BEGIN Provided data

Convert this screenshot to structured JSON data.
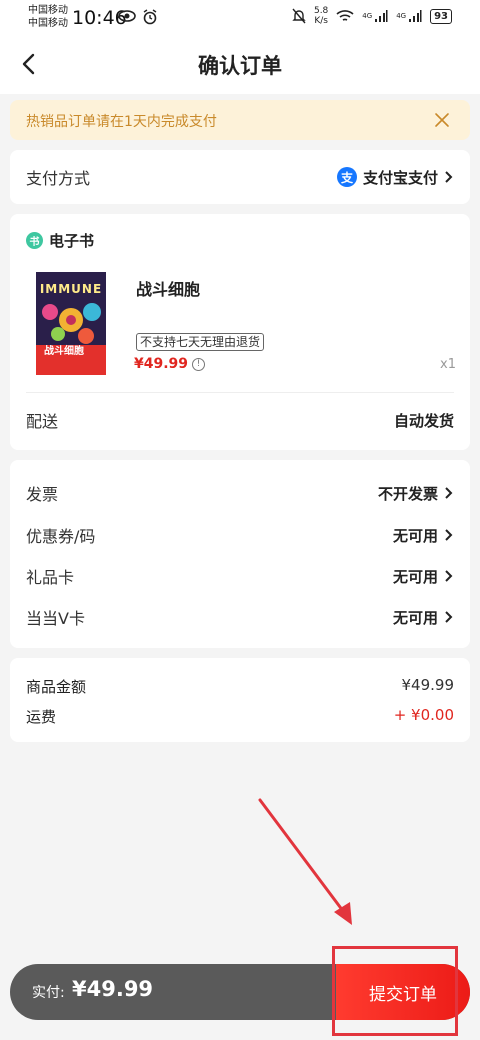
{
  "status_bar": {
    "carrier_1": "中国移动",
    "carrier_2": "中国移动",
    "time": "10:46",
    "speed_value": "5.8",
    "speed_unit": "K/s",
    "signal_1": "4G",
    "signal_2": "4G",
    "battery": "93"
  },
  "nav": {
    "title": "确认订单"
  },
  "notice": {
    "text": "热销品订单请在1天内完成支付"
  },
  "payment": {
    "label": "支付方式",
    "alipay_glyph": "支",
    "value": "支付宝支付"
  },
  "order": {
    "section_label": "电子书",
    "section_glyph": "书",
    "book_title": "战斗细胞",
    "cover_title": "IMMUNE",
    "cover_cn": "战斗细胞",
    "tag": "不支持七天无理由退货",
    "price": "¥49.99",
    "qty": "x1",
    "delivery_label": "配送",
    "delivery_value": "自动发货"
  },
  "options": [
    {
      "label": "发票",
      "value": "不开发票"
    },
    {
      "label": "优惠券/码",
      "value": "无可用"
    },
    {
      "label": "礼品卡",
      "value": "无可用"
    },
    {
      "label": "当当V卡",
      "value": "无可用"
    }
  ],
  "amounts": {
    "goods_label": "商品金额",
    "goods_value": "¥49.99",
    "shipping_label": "运费",
    "shipping_value": "+ ¥0.00"
  },
  "footer": {
    "pay_label": "实付:",
    "pay_amount": "¥49.99",
    "submit_label": "提交订单"
  },
  "colors": {
    "accent": "#e0261f",
    "notice_bg": "#fdf2d9",
    "notice_text": "#c98a2b",
    "alipay": "#1677ff",
    "annotation": "#e2353d"
  }
}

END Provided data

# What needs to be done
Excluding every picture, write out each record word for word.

# Exercise result
Convert this screenshot to structured JSON data.
{
  "status_bar": {
    "carrier_1": "中国移动",
    "carrier_2": "中国移动",
    "time": "10:46",
    "speed_value": "5.8",
    "speed_unit": "K/s",
    "signal_1": "4G",
    "signal_2": "4G",
    "battery": "93"
  },
  "nav": {
    "title": "确认订单"
  },
  "notice": {
    "text": "热销品订单请在1天内完成支付"
  },
  "payment": {
    "label": "支付方式",
    "alipay_glyph": "支",
    "value": "支付宝支付"
  },
  "order": {
    "section_label": "电子书",
    "section_glyph": "书",
    "book_title": "战斗细胞",
    "cover_title": "IMMUNE",
    "cover_cn": "战斗细胞",
    "tag": "不支持七天无理由退货",
    "price": "¥49.99",
    "qty": "x1",
    "delivery_label": "配送",
    "delivery_value": "自动发货"
  },
  "options": [
    {
      "label": "发票",
      "value": "不开发票"
    },
    {
      "label": "优惠券/码",
      "value": "无可用"
    },
    {
      "label": "礼品卡",
      "value": "无可用"
    },
    {
      "label": "当当V卡",
      "value": "无可用"
    }
  ],
  "amounts": {
    "goods_label": "商品金额",
    "goods_value": "¥49.99",
    "shipping_label": "运费",
    "shipping_value": "+ ¥0.00"
  },
  "footer": {
    "pay_label": "实付:",
    "pay_amount": "¥49.99",
    "submit_label": "提交订单"
  },
  "colors": {
    "accent": "#e0261f",
    "notice_bg": "#fdf2d9",
    "notice_text": "#c98a2b",
    "alipay": "#1677ff",
    "annotation": "#e2353d"
  }
}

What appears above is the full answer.